• Provided records:
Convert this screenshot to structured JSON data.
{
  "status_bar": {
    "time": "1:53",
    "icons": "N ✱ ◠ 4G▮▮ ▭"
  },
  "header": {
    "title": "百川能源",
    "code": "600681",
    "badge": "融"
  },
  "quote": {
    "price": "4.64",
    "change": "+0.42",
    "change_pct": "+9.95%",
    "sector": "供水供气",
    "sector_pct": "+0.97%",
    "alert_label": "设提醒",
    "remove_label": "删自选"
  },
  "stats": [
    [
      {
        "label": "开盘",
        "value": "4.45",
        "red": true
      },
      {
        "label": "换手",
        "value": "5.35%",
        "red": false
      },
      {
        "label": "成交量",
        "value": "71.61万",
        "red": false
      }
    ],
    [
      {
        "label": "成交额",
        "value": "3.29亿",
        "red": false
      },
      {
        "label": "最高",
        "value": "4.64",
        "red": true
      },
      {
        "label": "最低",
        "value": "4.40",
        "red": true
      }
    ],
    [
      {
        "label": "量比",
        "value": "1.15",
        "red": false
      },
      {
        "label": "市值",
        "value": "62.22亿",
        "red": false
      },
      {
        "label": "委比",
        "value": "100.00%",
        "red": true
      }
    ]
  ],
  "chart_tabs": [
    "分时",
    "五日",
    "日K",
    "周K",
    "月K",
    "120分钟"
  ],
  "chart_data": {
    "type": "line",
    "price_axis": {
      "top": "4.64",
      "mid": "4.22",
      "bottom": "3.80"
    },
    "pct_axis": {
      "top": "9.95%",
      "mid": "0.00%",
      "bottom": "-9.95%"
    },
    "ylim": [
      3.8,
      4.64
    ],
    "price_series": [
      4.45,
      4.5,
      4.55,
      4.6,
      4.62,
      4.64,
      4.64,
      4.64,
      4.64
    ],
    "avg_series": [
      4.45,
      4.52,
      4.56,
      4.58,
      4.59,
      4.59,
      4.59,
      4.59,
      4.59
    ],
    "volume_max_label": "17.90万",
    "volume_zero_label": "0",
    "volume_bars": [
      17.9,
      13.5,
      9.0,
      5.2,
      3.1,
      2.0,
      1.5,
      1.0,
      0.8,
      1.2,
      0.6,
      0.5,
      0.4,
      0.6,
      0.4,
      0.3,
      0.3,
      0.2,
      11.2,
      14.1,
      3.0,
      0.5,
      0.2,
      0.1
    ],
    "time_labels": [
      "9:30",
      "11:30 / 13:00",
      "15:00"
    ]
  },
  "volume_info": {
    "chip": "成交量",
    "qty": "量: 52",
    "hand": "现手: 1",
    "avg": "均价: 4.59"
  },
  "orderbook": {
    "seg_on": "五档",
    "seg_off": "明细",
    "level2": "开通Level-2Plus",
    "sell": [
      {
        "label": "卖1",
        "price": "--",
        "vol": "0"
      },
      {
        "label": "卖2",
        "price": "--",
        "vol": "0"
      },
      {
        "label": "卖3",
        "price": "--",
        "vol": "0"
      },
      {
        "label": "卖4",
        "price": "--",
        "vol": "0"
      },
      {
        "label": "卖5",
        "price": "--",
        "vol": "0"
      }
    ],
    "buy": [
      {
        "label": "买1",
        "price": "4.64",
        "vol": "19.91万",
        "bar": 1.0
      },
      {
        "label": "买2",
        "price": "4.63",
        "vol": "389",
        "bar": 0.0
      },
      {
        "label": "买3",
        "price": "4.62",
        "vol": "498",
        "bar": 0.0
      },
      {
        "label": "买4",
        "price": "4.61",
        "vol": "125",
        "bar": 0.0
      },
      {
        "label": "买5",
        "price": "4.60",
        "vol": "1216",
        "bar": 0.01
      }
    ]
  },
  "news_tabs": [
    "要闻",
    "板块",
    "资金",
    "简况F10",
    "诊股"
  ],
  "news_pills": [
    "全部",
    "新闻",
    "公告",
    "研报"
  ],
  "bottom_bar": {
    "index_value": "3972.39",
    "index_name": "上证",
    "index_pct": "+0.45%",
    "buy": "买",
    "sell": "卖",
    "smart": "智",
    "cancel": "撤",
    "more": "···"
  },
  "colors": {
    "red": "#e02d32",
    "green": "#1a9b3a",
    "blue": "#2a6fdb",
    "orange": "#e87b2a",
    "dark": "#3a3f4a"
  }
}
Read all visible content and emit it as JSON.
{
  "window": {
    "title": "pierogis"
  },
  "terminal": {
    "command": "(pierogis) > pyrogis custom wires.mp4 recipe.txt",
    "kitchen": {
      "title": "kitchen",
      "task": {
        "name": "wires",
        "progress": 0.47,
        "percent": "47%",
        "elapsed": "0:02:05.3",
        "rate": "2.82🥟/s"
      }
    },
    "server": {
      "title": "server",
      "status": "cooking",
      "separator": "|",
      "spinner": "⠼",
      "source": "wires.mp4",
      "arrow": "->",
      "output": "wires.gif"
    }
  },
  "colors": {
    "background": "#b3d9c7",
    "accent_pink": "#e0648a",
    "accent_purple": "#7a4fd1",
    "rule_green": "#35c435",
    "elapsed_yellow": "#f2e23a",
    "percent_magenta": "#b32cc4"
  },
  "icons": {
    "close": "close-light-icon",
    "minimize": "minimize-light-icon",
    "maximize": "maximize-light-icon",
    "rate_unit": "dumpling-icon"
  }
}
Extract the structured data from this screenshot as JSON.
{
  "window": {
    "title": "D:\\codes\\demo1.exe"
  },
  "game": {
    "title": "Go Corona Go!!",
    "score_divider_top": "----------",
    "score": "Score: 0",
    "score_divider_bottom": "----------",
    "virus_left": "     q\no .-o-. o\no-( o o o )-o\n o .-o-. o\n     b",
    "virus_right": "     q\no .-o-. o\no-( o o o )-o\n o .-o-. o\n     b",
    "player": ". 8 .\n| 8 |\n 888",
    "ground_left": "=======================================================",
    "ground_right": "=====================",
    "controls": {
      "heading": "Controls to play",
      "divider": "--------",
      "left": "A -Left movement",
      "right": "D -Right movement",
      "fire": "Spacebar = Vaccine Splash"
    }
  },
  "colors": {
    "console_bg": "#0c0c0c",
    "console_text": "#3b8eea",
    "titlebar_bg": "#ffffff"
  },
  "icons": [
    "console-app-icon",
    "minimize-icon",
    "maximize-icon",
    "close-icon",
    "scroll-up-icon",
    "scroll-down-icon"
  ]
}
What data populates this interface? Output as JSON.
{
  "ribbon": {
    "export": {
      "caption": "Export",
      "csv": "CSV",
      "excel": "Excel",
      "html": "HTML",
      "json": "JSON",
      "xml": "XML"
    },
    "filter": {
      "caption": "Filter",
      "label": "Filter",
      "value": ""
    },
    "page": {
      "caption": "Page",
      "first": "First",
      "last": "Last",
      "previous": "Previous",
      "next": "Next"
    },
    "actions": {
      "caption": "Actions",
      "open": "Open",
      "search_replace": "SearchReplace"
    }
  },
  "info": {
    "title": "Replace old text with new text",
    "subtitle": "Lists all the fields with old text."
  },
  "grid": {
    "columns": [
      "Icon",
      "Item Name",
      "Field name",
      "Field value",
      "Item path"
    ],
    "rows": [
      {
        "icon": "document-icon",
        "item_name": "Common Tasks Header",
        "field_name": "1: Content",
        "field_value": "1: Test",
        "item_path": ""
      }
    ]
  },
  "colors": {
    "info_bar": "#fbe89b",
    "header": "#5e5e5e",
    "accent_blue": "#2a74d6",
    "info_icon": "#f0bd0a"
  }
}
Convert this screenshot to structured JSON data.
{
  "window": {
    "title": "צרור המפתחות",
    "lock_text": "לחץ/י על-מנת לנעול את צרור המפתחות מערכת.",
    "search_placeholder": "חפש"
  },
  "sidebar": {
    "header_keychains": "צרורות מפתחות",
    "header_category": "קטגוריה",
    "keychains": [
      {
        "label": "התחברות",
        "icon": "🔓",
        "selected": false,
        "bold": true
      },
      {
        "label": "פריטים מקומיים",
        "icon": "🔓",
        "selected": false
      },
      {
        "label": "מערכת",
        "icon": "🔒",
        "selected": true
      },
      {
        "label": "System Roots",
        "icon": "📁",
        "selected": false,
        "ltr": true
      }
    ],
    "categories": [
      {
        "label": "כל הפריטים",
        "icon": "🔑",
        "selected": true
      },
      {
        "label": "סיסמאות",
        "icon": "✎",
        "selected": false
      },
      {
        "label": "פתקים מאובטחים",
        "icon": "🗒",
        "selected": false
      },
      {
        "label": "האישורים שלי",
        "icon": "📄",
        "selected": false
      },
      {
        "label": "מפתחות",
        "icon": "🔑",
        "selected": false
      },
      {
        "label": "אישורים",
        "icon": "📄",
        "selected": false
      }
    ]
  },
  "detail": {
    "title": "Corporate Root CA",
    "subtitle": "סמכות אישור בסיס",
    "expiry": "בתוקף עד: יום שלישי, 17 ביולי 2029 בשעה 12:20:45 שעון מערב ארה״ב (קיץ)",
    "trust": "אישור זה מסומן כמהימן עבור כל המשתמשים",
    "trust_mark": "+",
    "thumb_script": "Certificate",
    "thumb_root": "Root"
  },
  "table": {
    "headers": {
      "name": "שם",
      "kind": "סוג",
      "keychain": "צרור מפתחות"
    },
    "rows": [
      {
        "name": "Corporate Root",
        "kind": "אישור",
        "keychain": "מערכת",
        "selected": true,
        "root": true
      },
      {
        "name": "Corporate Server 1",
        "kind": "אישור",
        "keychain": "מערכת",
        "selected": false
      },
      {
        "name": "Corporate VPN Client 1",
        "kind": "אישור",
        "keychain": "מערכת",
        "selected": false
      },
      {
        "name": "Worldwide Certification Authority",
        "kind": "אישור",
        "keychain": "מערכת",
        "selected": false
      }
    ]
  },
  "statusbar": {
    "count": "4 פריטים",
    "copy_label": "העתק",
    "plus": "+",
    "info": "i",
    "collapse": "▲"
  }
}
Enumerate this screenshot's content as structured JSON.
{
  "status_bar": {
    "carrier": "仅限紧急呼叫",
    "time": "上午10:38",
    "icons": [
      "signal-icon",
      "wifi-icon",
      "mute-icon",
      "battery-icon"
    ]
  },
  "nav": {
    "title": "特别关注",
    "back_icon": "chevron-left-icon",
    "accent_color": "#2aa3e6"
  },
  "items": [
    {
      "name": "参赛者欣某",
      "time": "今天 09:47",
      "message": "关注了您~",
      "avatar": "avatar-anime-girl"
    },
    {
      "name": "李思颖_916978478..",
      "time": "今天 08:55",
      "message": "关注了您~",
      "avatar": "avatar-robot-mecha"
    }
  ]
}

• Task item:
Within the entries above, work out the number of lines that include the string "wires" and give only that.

• Response to this task:
4